[Dataset rows for apps and sites]
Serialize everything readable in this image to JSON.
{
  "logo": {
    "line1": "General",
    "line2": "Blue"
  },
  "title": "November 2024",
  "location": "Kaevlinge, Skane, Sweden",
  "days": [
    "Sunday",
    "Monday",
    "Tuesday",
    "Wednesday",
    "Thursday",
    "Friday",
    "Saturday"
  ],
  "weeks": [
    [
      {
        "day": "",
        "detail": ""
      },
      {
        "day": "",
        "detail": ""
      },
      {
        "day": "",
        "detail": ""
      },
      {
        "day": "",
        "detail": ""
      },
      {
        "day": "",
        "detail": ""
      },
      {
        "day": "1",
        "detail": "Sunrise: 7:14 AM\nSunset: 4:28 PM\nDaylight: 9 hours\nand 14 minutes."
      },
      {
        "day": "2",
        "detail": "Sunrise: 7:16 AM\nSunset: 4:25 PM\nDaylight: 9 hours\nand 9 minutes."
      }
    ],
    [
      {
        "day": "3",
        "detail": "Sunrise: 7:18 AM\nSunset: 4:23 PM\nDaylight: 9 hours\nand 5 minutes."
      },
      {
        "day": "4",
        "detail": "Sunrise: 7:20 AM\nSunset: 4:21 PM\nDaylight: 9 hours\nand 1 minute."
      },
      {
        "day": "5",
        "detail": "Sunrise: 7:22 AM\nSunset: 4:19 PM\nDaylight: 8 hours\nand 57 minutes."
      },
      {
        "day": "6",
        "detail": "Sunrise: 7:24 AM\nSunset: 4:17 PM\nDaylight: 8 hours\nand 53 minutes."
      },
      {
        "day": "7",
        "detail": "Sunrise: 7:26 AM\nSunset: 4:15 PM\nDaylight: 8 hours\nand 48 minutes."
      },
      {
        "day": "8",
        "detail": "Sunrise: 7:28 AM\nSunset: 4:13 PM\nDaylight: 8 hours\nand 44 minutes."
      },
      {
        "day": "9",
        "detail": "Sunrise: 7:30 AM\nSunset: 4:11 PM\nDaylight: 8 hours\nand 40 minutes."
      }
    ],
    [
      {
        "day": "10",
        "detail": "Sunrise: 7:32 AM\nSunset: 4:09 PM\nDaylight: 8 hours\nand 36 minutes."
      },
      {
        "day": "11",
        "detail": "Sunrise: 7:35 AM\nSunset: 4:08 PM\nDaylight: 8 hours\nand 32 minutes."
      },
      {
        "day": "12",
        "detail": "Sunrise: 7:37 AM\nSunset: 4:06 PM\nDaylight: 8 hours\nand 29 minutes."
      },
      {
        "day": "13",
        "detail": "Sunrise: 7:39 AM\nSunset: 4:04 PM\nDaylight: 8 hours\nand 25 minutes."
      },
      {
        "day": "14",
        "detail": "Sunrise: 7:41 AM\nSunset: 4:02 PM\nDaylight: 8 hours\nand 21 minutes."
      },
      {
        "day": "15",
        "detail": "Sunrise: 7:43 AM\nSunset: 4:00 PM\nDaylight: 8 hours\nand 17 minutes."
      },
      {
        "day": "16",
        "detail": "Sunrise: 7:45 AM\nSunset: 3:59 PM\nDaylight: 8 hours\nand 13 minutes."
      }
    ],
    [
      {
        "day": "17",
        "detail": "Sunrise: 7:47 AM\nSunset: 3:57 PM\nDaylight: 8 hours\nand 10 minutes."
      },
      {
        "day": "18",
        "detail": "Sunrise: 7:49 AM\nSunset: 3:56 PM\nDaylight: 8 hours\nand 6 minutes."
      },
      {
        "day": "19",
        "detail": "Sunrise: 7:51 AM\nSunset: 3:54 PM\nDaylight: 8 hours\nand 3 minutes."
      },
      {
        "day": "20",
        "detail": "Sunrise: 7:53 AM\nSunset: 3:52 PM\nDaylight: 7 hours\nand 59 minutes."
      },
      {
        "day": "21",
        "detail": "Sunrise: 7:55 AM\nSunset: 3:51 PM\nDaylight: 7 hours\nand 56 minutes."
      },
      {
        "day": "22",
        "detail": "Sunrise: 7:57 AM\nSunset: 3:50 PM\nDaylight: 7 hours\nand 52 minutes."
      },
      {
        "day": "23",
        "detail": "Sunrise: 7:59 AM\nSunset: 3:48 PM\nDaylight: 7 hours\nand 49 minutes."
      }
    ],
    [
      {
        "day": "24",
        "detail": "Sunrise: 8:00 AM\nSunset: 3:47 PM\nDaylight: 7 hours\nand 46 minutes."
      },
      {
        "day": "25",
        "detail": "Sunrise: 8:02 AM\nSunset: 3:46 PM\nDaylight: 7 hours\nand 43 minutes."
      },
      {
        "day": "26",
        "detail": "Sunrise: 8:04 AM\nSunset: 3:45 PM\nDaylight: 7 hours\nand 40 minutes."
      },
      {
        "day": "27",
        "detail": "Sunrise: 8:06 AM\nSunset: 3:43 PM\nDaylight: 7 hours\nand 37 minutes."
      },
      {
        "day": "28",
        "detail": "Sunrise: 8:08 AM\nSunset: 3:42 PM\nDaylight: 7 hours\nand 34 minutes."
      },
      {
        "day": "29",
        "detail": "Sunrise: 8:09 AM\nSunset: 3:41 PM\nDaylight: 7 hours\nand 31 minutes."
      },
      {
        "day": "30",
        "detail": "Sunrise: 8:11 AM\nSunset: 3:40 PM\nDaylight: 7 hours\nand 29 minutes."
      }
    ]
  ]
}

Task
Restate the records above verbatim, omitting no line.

Result for this exercise
Serialize everything readable in this image to JSON.
{
  "logo": {
    "line1": "General",
    "line2": "Blue"
  },
  "title": "November 2024",
  "location": "Kaevlinge, Skane, Sweden",
  "days": [
    "Sunday",
    "Monday",
    "Tuesday",
    "Wednesday",
    "Thursday",
    "Friday",
    "Saturday"
  ],
  "weeks": [
    [
      {
        "day": "",
        "detail": ""
      },
      {
        "day": "",
        "detail": ""
      },
      {
        "day": "",
        "detail": ""
      },
      {
        "day": "",
        "detail": ""
      },
      {
        "day": "",
        "detail": ""
      },
      {
        "day": "1",
        "detail": "Sunrise: 7:14 AM\nSunset: 4:28 PM\nDaylight: 9 hours\nand 14 minutes."
      },
      {
        "day": "2",
        "detail": "Sunrise: 7:16 AM\nSunset: 4:25 PM\nDaylight: 9 hours\nand 9 minutes."
      }
    ],
    [
      {
        "day": "3",
        "detail": "Sunrise: 7:18 AM\nSunset: 4:23 PM\nDaylight: 9 hours\nand 5 minutes."
      },
      {
        "day": "4",
        "detail": "Sunrise: 7:20 AM\nSunset: 4:21 PM\nDaylight: 9 hours\nand 1 minute."
      },
      {
        "day": "5",
        "detail": "Sunrise: 7:22 AM\nSunset: 4:19 PM\nDaylight: 8 hours\nand 57 minutes."
      },
      {
        "day": "6",
        "detail": "Sunrise: 7:24 AM\nSunset: 4:17 PM\nDaylight: 8 hours\nand 53 minutes."
      },
      {
        "day": "7",
        "detail": "Sunrise: 7:26 AM\nSunset: 4:15 PM\nDaylight: 8 hours\nand 48 minutes."
      },
      {
        "day": "8",
        "detail": "Sunrise: 7:28 AM\nSunset: 4:13 PM\nDaylight: 8 hours\nand 44 minutes."
      },
      {
        "day": "9",
        "detail": "Sunrise: 7:30 AM\nSunset: 4:11 PM\nDaylight: 8 hours\nand 40 minutes."
      }
    ],
    [
      {
        "day": "10",
        "detail": "Sunrise: 7:32 AM\nSunset: 4:09 PM\nDaylight: 8 hours\nand 36 minutes."
      },
      {
        "day": "11",
        "detail": "Sunrise: 7:35 AM\nSunset: 4:08 PM\nDaylight: 8 hours\nand 32 minutes."
      },
      {
        "day": "12",
        "detail": "Sunrise: 7:37 AM\nSunset: 4:06 PM\nDaylight: 8 hours\nand 29 minutes."
      },
      {
        "day": "13",
        "detail": "Sunrise: 7:39 AM\nSunset: 4:04 PM\nDaylight: 8 hours\nand 25 minutes."
      },
      {
        "day": "14",
        "detail": "Sunrise: 7:41 AM\nSunset: 4:02 PM\nDaylight: 8 hours\nand 21 minutes."
      },
      {
        "day": "15",
        "detail": "Sunrise: 7:43 AM\nSunset: 4:00 PM\nDaylight: 8 hours\nand 17 minutes."
      },
      {
        "day": "16",
        "detail": "Sunrise: 7:45 AM\nSunset: 3:59 PM\nDaylight: 8 hours\nand 13 minutes."
      }
    ],
    [
      {
        "day": "17",
        "detail": "Sunrise: 7:47 AM\nSunset: 3:57 PM\nDaylight: 8 hours\nand 10 minutes."
      },
      {
        "day": "18",
        "detail": "Sunrise: 7:49 AM\nSunset: 3:56 PM\nDaylight: 8 hours\nand 6 minutes."
      },
      {
        "day": "19",
        "detail": "Sunrise: 7:51 AM\nSunset: 3:54 PM\nDaylight: 8 hours\nand 3 minutes."
      },
      {
        "day": "20",
        "detail": "Sunrise: 7:53 AM\nSunset: 3:52 PM\nDaylight: 7 hours\nand 59 minutes."
      },
      {
        "day": "21",
        "detail": "Sunrise: 7:55 AM\nSunset: 3:51 PM\nDaylight: 7 hours\nand 56 minutes."
      },
      {
        "day": "22",
        "detail": "Sunrise: 7:57 AM\nSunset: 3:50 PM\nDaylight: 7 hours\nand 52 minutes."
      },
      {
        "day": "23",
        "detail": "Sunrise: 7:59 AM\nSunset: 3:48 PM\nDaylight: 7 hours\nand 49 minutes."
      }
    ],
    [
      {
        "day": "24",
        "detail": "Sunrise: 8:00 AM\nSunset: 3:47 PM\nDaylight: 7 hours\nand 46 minutes."
      },
      {
        "day": "25",
        "detail": "Sunrise: 8:02 AM\nSunset: 3:46 PM\nDaylight: 7 hours\nand 43 minutes."
      },
      {
        "day": "26",
        "detail": "Sunrise: 8:04 AM\nSunset: 3:45 PM\nDaylight: 7 hours\nand 40 minutes."
      },
      {
        "day": "27",
        "detail": "Sunrise: 8:06 AM\nSunset: 3:43 PM\nDaylight: 7 hours\nand 37 minutes."
      },
      {
        "day": "28",
        "detail": "Sunrise: 8:08 AM\nSunset: 3:42 PM\nDaylight: 7 hours\nand 34 minutes."
      },
      {
        "day": "29",
        "detail": "Sunrise: 8:09 AM\nSunset: 3:41 PM\nDaylight: 7 hours\nand 31 minutes."
      },
      {
        "day": "30",
        "detail": "Sunrise: 8:11 AM\nSunset: 3:40 PM\nDaylight: 7 hours\nand 29 minutes."
      }
    ]
  ]
}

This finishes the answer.